Warning: Major film spoilers ahead.
Noomi Rapace plays seven characters in Netflix’s new film, What Happened to Monday, but that’s not even the wildest part about this project. Nope, that honor goes to the Child Allocation Bureau, a government branch responsible for making sure families have only one child in their households. The goal of this entity is to “fix” the world’s overpopulation issue, which has reached critical mass in 2073, the year this film takes place. And what happens to the excess siblings, you ask? They’re killed—but the families don’t know that.
This is a dystopian movie, if you couldn’t tell, and it’s a good one.
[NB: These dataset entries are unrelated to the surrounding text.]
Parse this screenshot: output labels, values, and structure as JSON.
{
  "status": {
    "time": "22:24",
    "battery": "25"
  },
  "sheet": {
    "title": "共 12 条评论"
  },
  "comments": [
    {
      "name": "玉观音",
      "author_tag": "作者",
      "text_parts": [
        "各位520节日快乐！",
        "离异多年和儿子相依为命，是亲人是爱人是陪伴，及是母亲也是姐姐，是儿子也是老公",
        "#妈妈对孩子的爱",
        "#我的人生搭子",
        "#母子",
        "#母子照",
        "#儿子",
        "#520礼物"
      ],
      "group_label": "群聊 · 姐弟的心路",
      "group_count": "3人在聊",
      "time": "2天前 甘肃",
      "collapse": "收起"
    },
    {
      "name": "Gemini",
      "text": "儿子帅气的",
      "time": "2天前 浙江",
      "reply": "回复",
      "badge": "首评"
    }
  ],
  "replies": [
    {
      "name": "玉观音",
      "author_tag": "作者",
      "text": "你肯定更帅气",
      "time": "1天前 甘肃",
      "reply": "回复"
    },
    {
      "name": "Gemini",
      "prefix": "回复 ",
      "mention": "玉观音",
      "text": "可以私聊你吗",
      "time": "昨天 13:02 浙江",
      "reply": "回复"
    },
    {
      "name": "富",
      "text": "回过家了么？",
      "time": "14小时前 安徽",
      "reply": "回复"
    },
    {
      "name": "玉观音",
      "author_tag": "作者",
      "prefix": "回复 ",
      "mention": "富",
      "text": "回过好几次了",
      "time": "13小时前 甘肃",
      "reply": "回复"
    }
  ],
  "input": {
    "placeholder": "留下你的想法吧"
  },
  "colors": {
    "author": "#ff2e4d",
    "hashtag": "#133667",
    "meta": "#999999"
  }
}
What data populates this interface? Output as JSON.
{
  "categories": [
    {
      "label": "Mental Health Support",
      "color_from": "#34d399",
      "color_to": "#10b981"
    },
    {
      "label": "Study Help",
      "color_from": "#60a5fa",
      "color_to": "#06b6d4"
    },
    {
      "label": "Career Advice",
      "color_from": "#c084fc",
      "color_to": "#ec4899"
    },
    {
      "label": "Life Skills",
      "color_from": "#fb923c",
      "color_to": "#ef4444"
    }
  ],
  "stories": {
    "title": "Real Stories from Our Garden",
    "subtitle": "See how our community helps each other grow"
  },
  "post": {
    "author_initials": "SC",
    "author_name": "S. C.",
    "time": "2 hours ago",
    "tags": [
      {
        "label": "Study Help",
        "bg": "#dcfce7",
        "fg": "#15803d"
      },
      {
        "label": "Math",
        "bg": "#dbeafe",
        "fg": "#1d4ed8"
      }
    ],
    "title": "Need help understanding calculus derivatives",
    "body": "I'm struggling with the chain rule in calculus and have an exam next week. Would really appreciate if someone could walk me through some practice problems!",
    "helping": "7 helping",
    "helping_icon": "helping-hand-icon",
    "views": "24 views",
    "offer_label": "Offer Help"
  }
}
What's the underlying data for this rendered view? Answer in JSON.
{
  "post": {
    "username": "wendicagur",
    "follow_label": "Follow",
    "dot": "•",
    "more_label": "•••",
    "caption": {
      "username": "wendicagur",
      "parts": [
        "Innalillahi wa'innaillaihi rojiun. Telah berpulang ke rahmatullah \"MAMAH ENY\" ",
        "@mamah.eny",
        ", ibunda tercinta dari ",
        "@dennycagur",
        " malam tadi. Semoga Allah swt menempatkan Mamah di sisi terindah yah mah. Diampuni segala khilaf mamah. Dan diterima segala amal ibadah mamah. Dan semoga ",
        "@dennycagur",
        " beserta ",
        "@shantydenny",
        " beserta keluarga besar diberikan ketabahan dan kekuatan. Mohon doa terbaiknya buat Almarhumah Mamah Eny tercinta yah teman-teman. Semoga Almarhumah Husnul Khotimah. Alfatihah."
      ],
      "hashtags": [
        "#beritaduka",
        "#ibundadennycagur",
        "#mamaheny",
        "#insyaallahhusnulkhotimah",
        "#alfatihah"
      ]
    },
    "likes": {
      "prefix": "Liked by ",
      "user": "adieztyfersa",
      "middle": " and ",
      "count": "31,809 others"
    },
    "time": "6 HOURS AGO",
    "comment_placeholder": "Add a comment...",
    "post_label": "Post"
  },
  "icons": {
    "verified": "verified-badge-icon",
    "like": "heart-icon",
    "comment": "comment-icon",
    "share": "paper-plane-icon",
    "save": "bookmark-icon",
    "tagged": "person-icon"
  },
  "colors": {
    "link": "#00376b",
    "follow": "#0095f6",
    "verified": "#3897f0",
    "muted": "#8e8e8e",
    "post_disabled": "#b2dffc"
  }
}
It’s also a movie about survival and determination and sisterhood—seven sisters, specifically. All played by Rapace.
If you’re scratching your head, here’s some background info: A genetic mutation causes a woman to give birth to seven children, which is bad because of the Child Allocation Bureau I mentioned earlier. If the government finds out about her children, six of them will be taken away. So after she dies in the hospital, her father (Willem Dafoe) takes the kids into hiding. He names each child after a day of the week—and when they get older he lets them go out once a week. Monday can leave the house Monday, Tuesday on Tuesday—you get the idea.
But here’s the catch: When the sisters are outside, they have to fool the world into thinking they’re one person named Karen Settman. They have to wear a wig and walk the same and talk the same. If they don’t, the government might realize more than one person is living in their house—and I already told you what happens in that case.
At the head of this totalitarian regime is Nicolette Cayman, played brilliantly (and terrifyingly) by Glenn Close. When she gets wind of the seven siblings, a manhunt ensues for all of them but one. Those are the rules, after all.
You can probably guess what happens next: lots of fighting, blood, and yes, death. (Sorry, but not all the sisters make it to the end of the film.) These scenes are exciting and adrenaline-pumping, sure, but they’re something even more important: empowering—especially for women. The seven sisters outsmart their techno-savvy government by working together—using their strengths to stay one step ahead of the violent dudes hot on their tails.
In one particularly chilling scene, three men with scary guns lure five of the sisters out of hiding. The dudes laugh at the sisters and make some disparaging comments about them. Right as you think it’s all over, though, one of the physically astute sisters takes a shot at the head lunkhead, and a full-out brawl begins, ending in the death of all the men hired to kill them. Granted, this isn’t a fully victorious moment—one of the sisters, unfortunately, also dies—but it establishes the tone of the film. On some level, this movie shows what good can happen when women join forces.
It also shows what happens when they’re adversaries. This entire blood bath began in the first place because one of the sisters—I won’t tell you which—made a seedy deal with the government. She quite literally betrayed her sisters, and the result was carnage. Lots of it. The message isn’t exactly subtle—but it’s powerful.
And the film’s references to The Hunger Games, Divergent, and Orphan Black aren’t subtle either. Nicolette Cayman is eerily similar to Jeanine Matthews, the dictator who had a bone to pick with Tris in Divergent; the sisters’ fighting style has distinct Katniss Everdeen shades; and, as I mentioned earlier, Rapace takes on seven. different. roles. That’s Tatiana Maslany AF.
What Happened to Monday still has its own identity, though. For one, it’s scary. Like, genuinely scary. (The Hunger Games and Divergent are great, but they won’t keep you up at night.) But it’s that theme of sisterhood that really sets Monday apart from its peers. Katniss and Tris are great female protagonists, but they’re the only ones in their respective stories. Their narratives are inextricably linked to the male characters. In What Happened to Monday, the males take a backseat to the badassery of Karen Settman. Times seven. Whoever said there’s power in numbers was absolutely right.
What Happened to Monday is streaming on Netflix right now. Go watch!